The Noble Eightfold Path, that bedrock of Buddhist thought, is a simple, sublime prescription for anyone striving to live an effective life. It seems like it should work for writers, too.
Right Knowledge: Know what you’re up to. To the extent that you know yourself, write yourself. To the extent that you want to improve your writing, improve your self-knowledge. But world-knowledge counts too, especially if it’s knowledge that others don’t have. If you’re an avid hang glider, your hang gliding experience gives you unusual insights, a specialized vocabulary, a built-in market for your work, and an interesting story to tell. If you know a great deal about banana slugs, that’s kind of gross, but it gives you an edge over writers who know less in the highly competitive field of banana-slug scribery.

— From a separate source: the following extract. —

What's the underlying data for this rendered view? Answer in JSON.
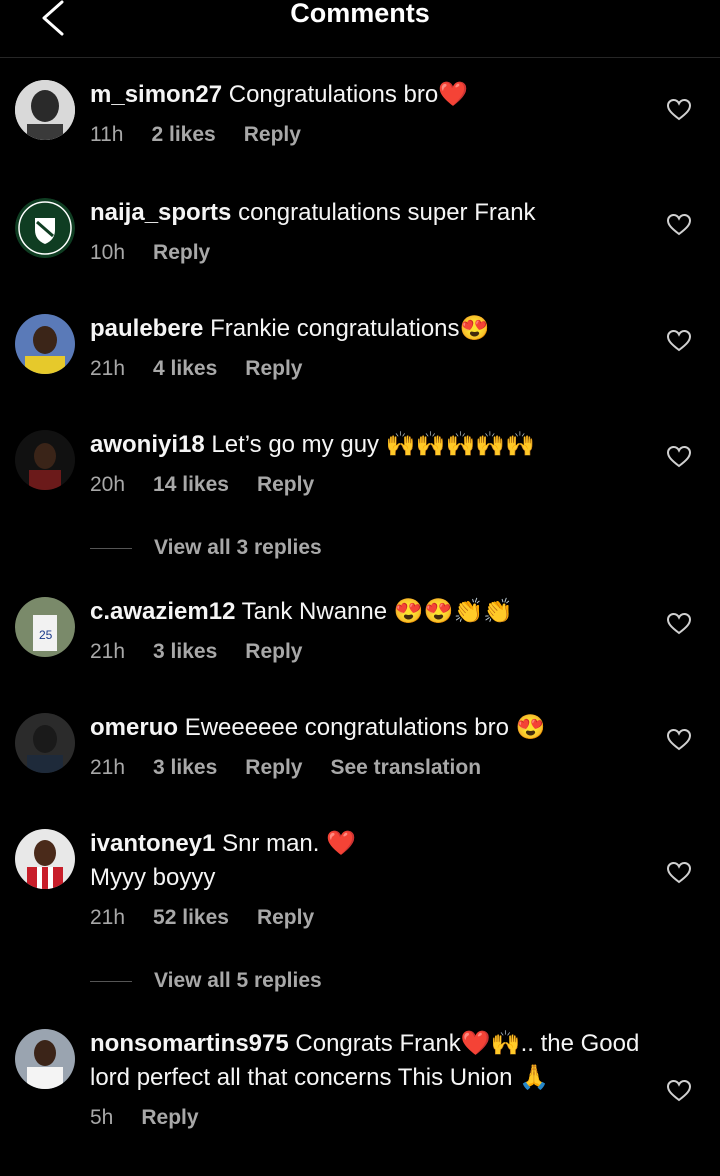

Right Aspiration: Set appropriate goals. There will always be a gap between the writer we are and the writer we want to be. Worse, in the sense that no matter what writing stunt we pull off, we always want to do more, we’re kind of always moving the goalposts on ourselves. Thus, there’s really no such thing as “done” for a writer; there’s only closing the gap. So embrace it. Feel yourself grow as a writer. Give yourself the satisfaction of hitting harder targets. Seek to be a better writer today than you were yesterday. That’s an appropriate goal, and one you can always achieve.
Right Speech: Say what you mean – effectively. Writing is code. When we write, we encode our thoughts as words on the page. When readers read, they decode our words back into thought. In this sense, writing and reading resemble the kids’ game of telephone, where a whispered phrase starts out as, “Hard choices confront diligent writers” and ends up as, “Head cheeses convert disco fever.” Remember that your code has power – the power to persuade. And the more you improve as a writer, the greater this power becomes. So have a care with your code, and make your message count. [Read more…]